ASSIGNED TASK: Will you write out all the entries below exactly?
(Beginning of EXERCISE DATA)
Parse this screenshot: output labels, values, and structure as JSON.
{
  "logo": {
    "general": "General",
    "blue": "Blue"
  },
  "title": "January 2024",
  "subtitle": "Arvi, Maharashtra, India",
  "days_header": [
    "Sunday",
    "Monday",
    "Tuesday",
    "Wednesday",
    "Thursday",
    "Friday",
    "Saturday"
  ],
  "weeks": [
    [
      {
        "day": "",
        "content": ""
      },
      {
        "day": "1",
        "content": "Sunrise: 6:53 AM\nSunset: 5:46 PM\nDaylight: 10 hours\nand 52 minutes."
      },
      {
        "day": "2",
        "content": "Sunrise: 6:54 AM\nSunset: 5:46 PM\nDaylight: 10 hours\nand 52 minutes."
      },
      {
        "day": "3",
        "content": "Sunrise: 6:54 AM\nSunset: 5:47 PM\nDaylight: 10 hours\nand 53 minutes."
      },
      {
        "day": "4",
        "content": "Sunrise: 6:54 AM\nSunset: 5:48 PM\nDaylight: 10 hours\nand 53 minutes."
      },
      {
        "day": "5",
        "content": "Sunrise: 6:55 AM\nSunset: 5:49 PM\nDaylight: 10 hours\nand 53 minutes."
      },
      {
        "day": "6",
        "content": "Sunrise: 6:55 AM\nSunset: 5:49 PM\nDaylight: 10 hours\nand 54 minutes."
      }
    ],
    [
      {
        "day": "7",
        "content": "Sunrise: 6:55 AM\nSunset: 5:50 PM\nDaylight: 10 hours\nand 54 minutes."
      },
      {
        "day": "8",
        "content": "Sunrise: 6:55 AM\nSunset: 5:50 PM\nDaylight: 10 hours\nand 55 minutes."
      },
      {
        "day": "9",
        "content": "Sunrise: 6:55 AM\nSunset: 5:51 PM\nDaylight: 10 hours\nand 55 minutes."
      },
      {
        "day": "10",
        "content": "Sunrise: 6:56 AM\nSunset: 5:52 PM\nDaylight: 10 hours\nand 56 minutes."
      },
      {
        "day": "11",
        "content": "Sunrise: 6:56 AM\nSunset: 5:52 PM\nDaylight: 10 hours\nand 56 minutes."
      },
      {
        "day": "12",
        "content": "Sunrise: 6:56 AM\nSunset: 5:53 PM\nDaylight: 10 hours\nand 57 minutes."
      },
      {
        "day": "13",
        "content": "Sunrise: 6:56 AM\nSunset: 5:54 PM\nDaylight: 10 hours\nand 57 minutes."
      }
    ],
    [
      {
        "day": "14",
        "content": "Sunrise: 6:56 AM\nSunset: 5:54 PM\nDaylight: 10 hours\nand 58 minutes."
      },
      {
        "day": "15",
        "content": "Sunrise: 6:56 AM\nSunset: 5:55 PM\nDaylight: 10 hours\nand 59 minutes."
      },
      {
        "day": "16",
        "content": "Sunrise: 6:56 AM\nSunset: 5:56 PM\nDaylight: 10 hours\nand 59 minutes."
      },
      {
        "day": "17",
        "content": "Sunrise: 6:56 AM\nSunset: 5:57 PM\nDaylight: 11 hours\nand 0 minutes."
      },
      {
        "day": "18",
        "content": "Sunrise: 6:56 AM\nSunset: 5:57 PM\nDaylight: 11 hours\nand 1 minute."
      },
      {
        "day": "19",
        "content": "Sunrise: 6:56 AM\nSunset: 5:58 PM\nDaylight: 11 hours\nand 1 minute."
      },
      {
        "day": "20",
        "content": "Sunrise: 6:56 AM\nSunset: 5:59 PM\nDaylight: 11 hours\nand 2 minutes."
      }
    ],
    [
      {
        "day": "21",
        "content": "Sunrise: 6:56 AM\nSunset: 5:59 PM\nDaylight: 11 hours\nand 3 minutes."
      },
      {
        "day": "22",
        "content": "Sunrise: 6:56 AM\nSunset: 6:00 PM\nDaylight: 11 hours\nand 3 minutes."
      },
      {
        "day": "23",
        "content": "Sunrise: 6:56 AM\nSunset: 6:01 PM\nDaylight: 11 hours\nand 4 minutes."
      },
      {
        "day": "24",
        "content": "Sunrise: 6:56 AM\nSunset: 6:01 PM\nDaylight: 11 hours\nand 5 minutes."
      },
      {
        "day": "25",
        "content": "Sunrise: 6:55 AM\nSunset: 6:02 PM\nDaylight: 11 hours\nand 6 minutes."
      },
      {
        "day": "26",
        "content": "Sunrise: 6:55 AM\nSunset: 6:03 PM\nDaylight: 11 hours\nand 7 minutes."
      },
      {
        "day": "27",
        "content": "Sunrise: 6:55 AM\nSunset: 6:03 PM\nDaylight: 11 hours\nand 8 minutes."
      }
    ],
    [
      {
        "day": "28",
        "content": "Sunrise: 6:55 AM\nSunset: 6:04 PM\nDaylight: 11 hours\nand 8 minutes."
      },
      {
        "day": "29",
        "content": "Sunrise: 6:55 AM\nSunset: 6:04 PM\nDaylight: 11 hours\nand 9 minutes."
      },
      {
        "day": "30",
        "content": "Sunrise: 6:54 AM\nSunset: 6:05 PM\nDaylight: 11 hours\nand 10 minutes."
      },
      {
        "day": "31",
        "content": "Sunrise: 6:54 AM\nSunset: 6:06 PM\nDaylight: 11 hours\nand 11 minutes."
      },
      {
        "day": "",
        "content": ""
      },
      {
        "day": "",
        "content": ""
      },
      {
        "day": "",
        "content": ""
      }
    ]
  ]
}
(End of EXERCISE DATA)
WRITTEN RESPONSE:
Parse this screenshot: output labels, values, and structure as JSON.
{
  "logo": {
    "general": "General",
    "blue": "Blue"
  },
  "title": "January 2024",
  "subtitle": "Arvi, Maharashtra, India",
  "days_header": [
    "Sunday",
    "Monday",
    "Tuesday",
    "Wednesday",
    "Thursday",
    "Friday",
    "Saturday"
  ],
  "weeks": [
    [
      {
        "day": "",
        "content": ""
      },
      {
        "day": "1",
        "content": "Sunrise: 6:53 AM\nSunset: 5:46 PM\nDaylight: 10 hours\nand 52 minutes."
      },
      {
        "day": "2",
        "content": "Sunrise: 6:54 AM\nSunset: 5:46 PM\nDaylight: 10 hours\nand 52 minutes."
      },
      {
        "day": "3",
        "content": "Sunrise: 6:54 AM\nSunset: 5:47 PM\nDaylight: 10 hours\nand 53 minutes."
      },
      {
        "day": "4",
        "content": "Sunrise: 6:54 AM\nSunset: 5:48 PM\nDaylight: 10 hours\nand 53 minutes."
      },
      {
        "day": "5",
        "content": "Sunrise: 6:55 AM\nSunset: 5:49 PM\nDaylight: 10 hours\nand 53 minutes."
      },
      {
        "day": "6",
        "content": "Sunrise: 6:55 AM\nSunset: 5:49 PM\nDaylight: 10 hours\nand 54 minutes."
      }
    ],
    [
      {
        "day": "7",
        "content": "Sunrise: 6:55 AM\nSunset: 5:50 PM\nDaylight: 10 hours\nand 54 minutes."
      },
      {
        "day": "8",
        "content": "Sunrise: 6:55 AM\nSunset: 5:50 PM\nDaylight: 10 hours\nand 55 minutes."
      },
      {
        "day": "9",
        "content": "Sunrise: 6:55 AM\nSunset: 5:51 PM\nDaylight: 10 hours\nand 55 minutes."
      },
      {
        "day": "10",
        "content": "Sunrise: 6:56 AM\nSunset: 5:52 PM\nDaylight: 10 hours\nand 56 minutes."
      },
      {
        "day": "11",
        "content": "Sunrise: 6:56 AM\nSunset: 5:52 PM\nDaylight: 10 hours\nand 56 minutes."
      },
      {
        "day": "12",
        "content": "Sunrise: 6:56 AM\nSunset: 5:53 PM\nDaylight: 10 hours\nand 57 minutes."
      },
      {
        "day": "13",
        "content": "Sunrise: 6:56 AM\nSunset: 5:54 PM\nDaylight: 10 hours\nand 57 minutes."
      }
    ],
    [
      {
        "day": "14",
        "content": "Sunrise: 6:56 AM\nSunset: 5:54 PM\nDaylight: 10 hours\nand 58 minutes."
      },
      {
        "day": "15",
        "content": "Sunrise: 6:56 AM\nSunset: 5:55 PM\nDaylight: 10 hours\nand 59 minutes."
      },
      {
        "day": "16",
        "content": "Sunrise: 6:56 AM\nSunset: 5:56 PM\nDaylight: 10 hours\nand 59 minutes."
      },
      {
        "day": "17",
        "content": "Sunrise: 6:56 AM\nSunset: 5:57 PM\nDaylight: 11 hours\nand 0 minutes."
      },
      {
        "day": "18",
        "content": "Sunrise: 6:56 AM\nSunset: 5:57 PM\nDaylight: 11 hours\nand 1 minute."
      },
      {
        "day": "19",
        "content": "Sunrise: 6:56 AM\nSunset: 5:58 PM\nDaylight: 11 hours\nand 1 minute."
      },
      {
        "day": "20",
        "content": "Sunrise: 6:56 AM\nSunset: 5:59 PM\nDaylight: 11 hours\nand 2 minutes."
      }
    ],
    [
      {
        "day": "21",
        "content": "Sunrise: 6:56 AM\nSunset: 5:59 PM\nDaylight: 11 hours\nand 3 minutes."
      },
      {
        "day": "22",
        "content": "Sunrise: 6:56 AM\nSunset: 6:00 PM\nDaylight: 11 hours\nand 3 minutes."
      },
      {
        "day": "23",
        "content": "Sunrise: 6:56 AM\nSunset: 6:01 PM\nDaylight: 11 hours\nand 4 minutes."
      },
      {
        "day": "24",
        "content": "Sunrise: 6:56 AM\nSunset: 6:01 PM\nDaylight: 11 hours\nand 5 minutes."
      },
      {
        "day": "25",
        "content": "Sunrise: 6:55 AM\nSunset: 6:02 PM\nDaylight: 11 hours\nand 6 minutes."
      },
      {
        "day": "26",
        "content": "Sunrise: 6:55 AM\nSunset: 6:03 PM\nDaylight: 11 hours\nand 7 minutes."
      },
      {
        "day": "27",
        "content": "Sunrise: 6:55 AM\nSunset: 6:03 PM\nDaylight: 11 hours\nand 8 minutes."
      }
    ],
    [
      {
        "day": "28",
        "content": "Sunrise: 6:55 AM\nSunset: 6:04 PM\nDaylight: 11 hours\nand 8 minutes."
      },
      {
        "day": "29",
        "content": "Sunrise: 6:55 AM\nSunset: 6:04 PM\nDaylight: 11 hours\nand 9 minutes."
      },
      {
        "day": "30",
        "content": "Sunrise: 6:54 AM\nSunset: 6:05 PM\nDaylight: 11 hours\nand 10 minutes."
      },
      {
        "day": "31",
        "content": "Sunrise: 6:54 AM\nSunset: 6:06 PM\nDaylight: 11 hours\nand 11 minutes."
      },
      {
        "day": "",
        "content": ""
      },
      {
        "day": "",
        "content": ""
      },
      {
        "day": "",
        "content": ""
      }
    ]
  ]
}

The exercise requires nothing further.